Your assignment:
Exact reproductions of all the entries, please, and no pictures.

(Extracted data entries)
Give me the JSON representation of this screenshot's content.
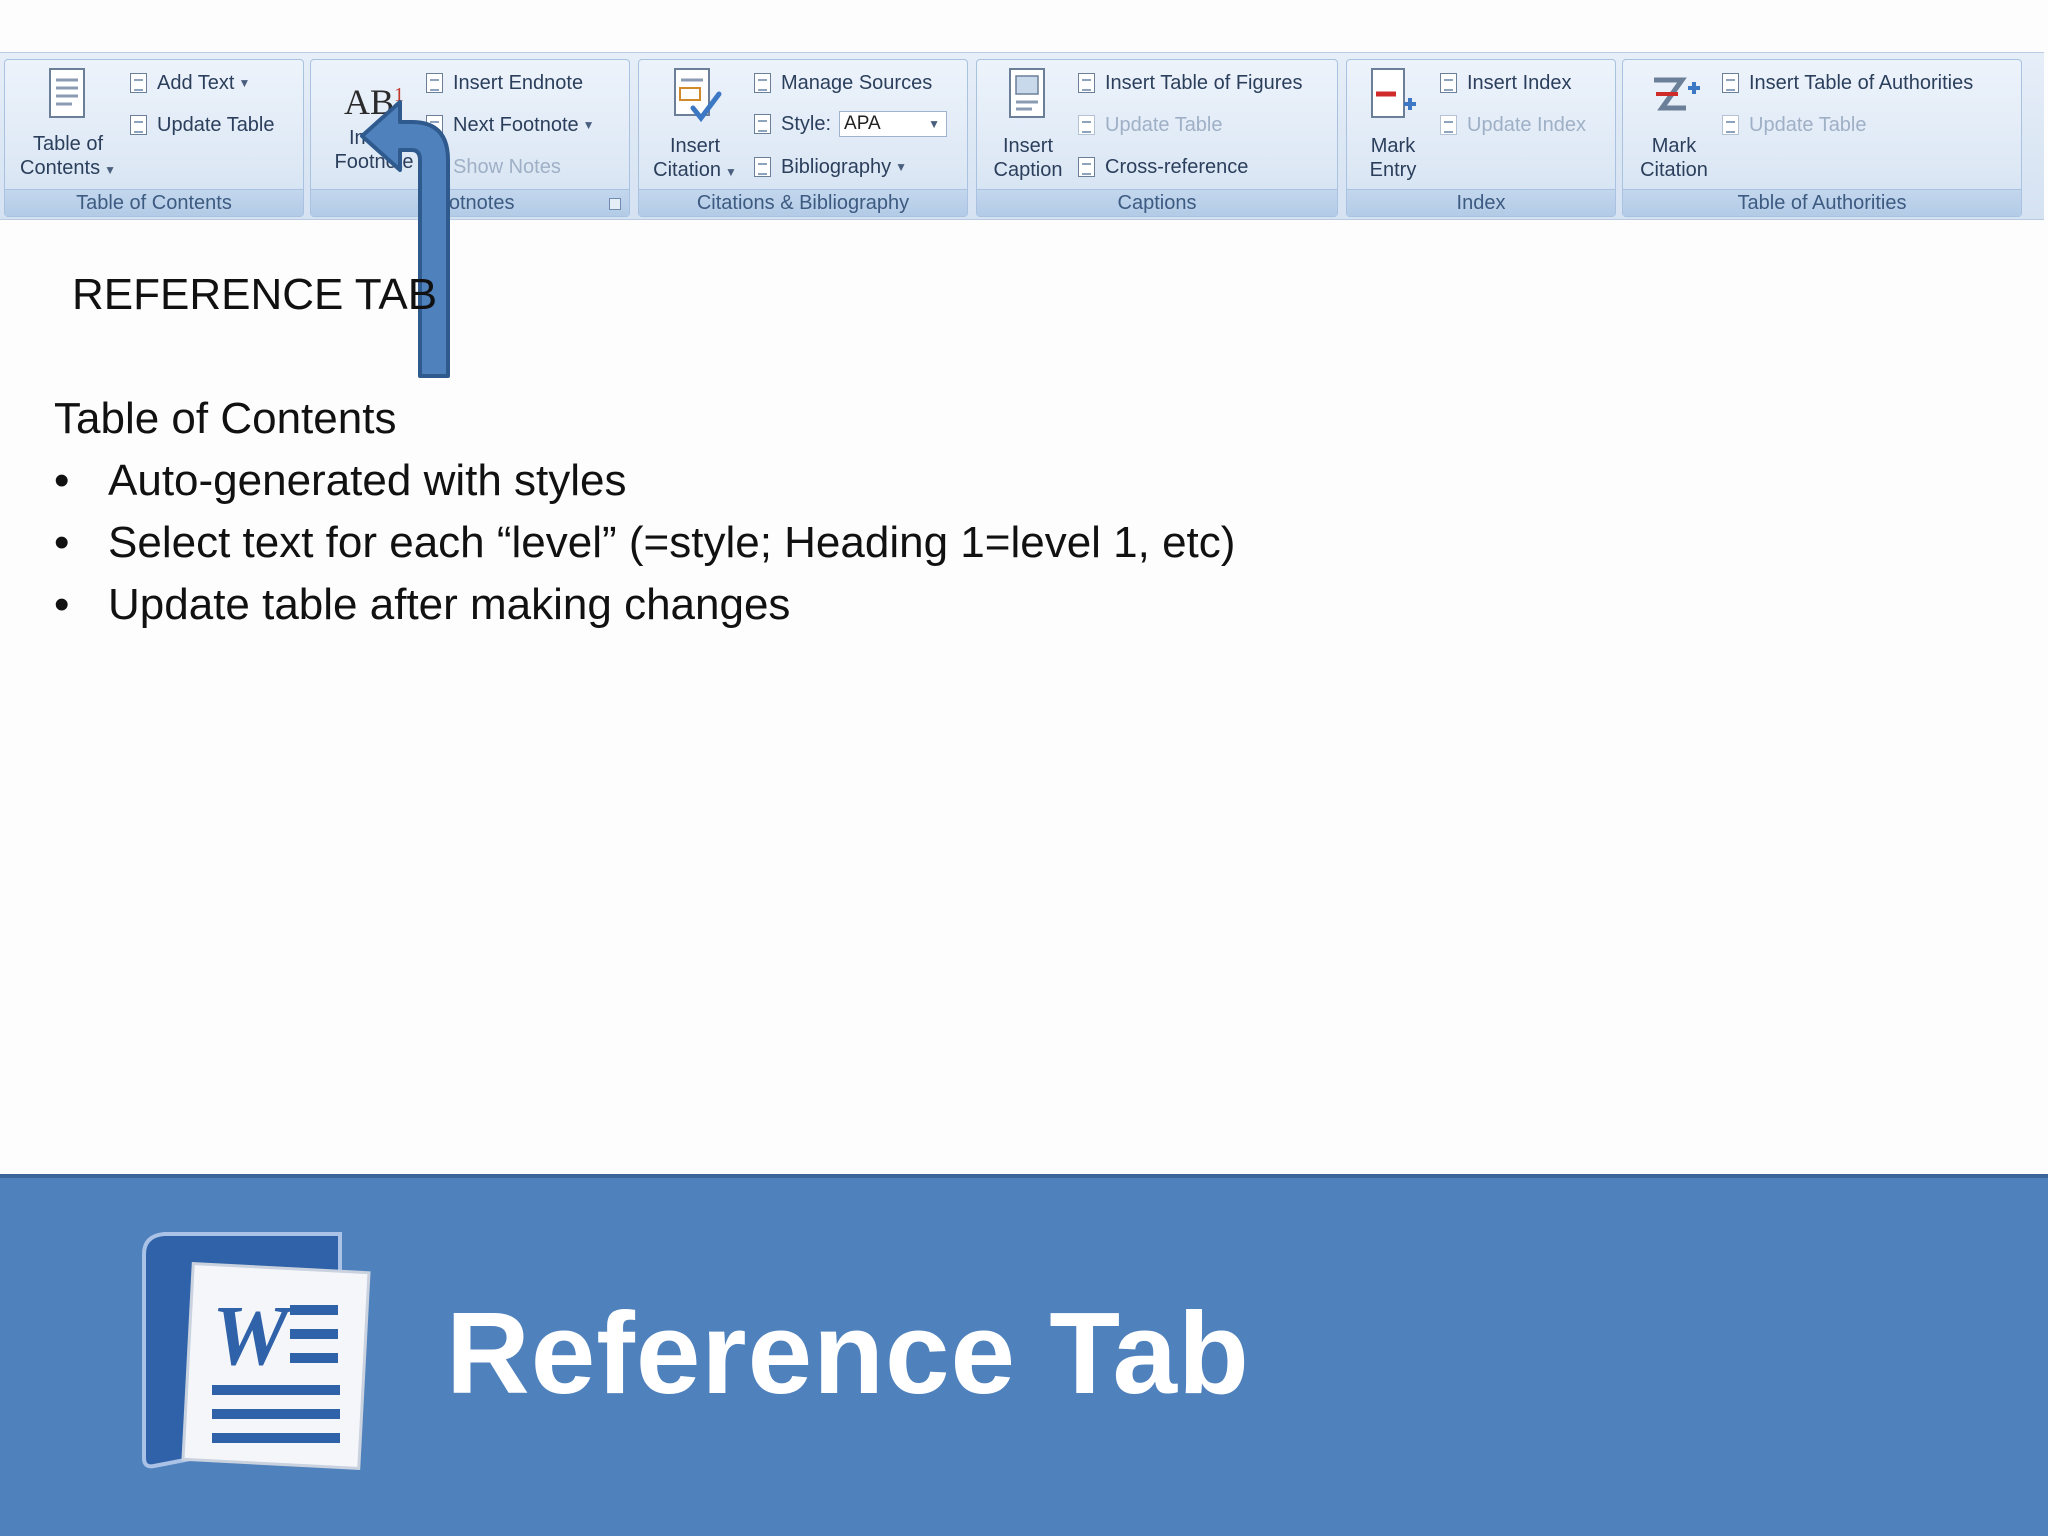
{
  "ribbon": {
    "toc_group": {
      "label": "Table of Contents",
      "toc_button_line1": "Table of",
      "toc_button_line2": "Contents",
      "add_text": "Add Text",
      "update_table": "Update Table"
    },
    "footnotes_group": {
      "label": "Footnotes",
      "insert_footnote_line1": "Insert",
      "insert_footnote_line2": "Footnote",
      "insert_endnote": "Insert Endnote",
      "next_footnote": "Next Footnote",
      "show_notes": "Show Notes",
      "icon_text": "AB",
      "icon_superscript": "1"
    },
    "citations_group": {
      "label": "Citations & Bibliography",
      "insert_citation_line1": "Insert",
      "insert_citation_line2": "Citation",
      "manage_sources": "Manage Sources",
      "style_label": "Style:",
      "style_value": "APA",
      "bibliography": "Bibliography"
    },
    "captions_group": {
      "label": "Captions",
      "insert_caption_line1": "Insert",
      "insert_caption_line2": "Caption",
      "insert_table_of_figures": "Insert Table of Figures",
      "update_table": "Update Table",
      "cross_reference": "Cross-reference"
    },
    "index_group": {
      "label": "Index",
      "mark_entry_line1": "Mark",
      "mark_entry_line2": "Entry",
      "insert_index": "Insert Index",
      "update_index": "Update Index"
    },
    "authorities_group": {
      "label": "Table of Authorities",
      "mark_citation_line1": "Mark",
      "mark_citation_line2": "Citation",
      "insert_table_of_authorities": "Insert Table of Authorities",
      "update_table": "Update Table"
    }
  },
  "slide": {
    "reference_label": "REFERENCE TAB",
    "heading": "Table of Contents",
    "bullets": [
      "Auto-generated with styles",
      "Select text for each “level” (=style; Heading 1=level 1, etc)",
      "Update table after making changes"
    ],
    "banner_title": "Reference Tab",
    "logo_letter": "W"
  },
  "colors": {
    "banner": "#4f81bd",
    "arrow": "#4f81bd",
    "arrow_outline": "#2f5a8e"
  },
  "icons": [
    "document-icon",
    "footnote-icon",
    "citation-icon",
    "caption-icon",
    "mark-entry-icon",
    "mark-citation-icon",
    "word-logo-icon",
    "up-arrow-icon"
  ]
}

Completed task:
Give me the JSON representation of this screenshot's content.
{
  "ribbon": {
    "toc_group": {
      "label": "Table of Contents",
      "toc_button_line1": "Table of",
      "toc_button_line2": "Contents",
      "add_text": "Add Text",
      "update_table": "Update Table"
    },
    "footnotes_group": {
      "label": "Footnotes",
      "insert_footnote_line1": "Insert",
      "insert_footnote_line2": "Footnote",
      "insert_endnote": "Insert Endnote",
      "next_footnote": "Next Footnote",
      "show_notes": "Show Notes",
      "icon_text": "AB",
      "icon_superscript": "1"
    },
    "citations_group": {
      "label": "Citations & Bibliography",
      "insert_citation_line1": "Insert",
      "insert_citation_line2": "Citation",
      "manage_sources": "Manage Sources",
      "style_label": "Style:",
      "style_value": "APA",
      "bibliography": "Bibliography"
    },
    "captions_group": {
      "label": "Captions",
      "insert_caption_line1": "Insert",
      "insert_caption_line2": "Caption",
      "insert_table_of_figures": "Insert Table of Figures",
      "update_table": "Update Table",
      "cross_reference": "Cross-reference"
    },
    "index_group": {
      "label": "Index",
      "mark_entry_line1": "Mark",
      "mark_entry_line2": "Entry",
      "insert_index": "Insert Index",
      "update_index": "Update Index"
    },
    "authorities_group": {
      "label": "Table of Authorities",
      "mark_citation_line1": "Mark",
      "mark_citation_line2": "Citation",
      "insert_table_of_authorities": "Insert Table of Authorities",
      "update_table": "Update Table"
    }
  },
  "slide": {
    "reference_label": "REFERENCE TAB",
    "heading": "Table of Contents",
    "bullets": [
      "Auto-generated with styles",
      "Select text for each “level” (=style; Heading 1=level 1, etc)",
      "Update table after making changes"
    ],
    "banner_title": "Reference Tab",
    "logo_letter": "W"
  },
  "colors": {
    "banner": "#4f81bd",
    "arrow": "#4f81bd",
    "arrow_outline": "#2f5a8e"
  },
  "icons": [
    "document-icon",
    "footnote-icon",
    "citation-icon",
    "caption-icon",
    "mark-entry-icon",
    "mark-citation-icon",
    "word-logo-icon",
    "up-arrow-icon"
  ]
}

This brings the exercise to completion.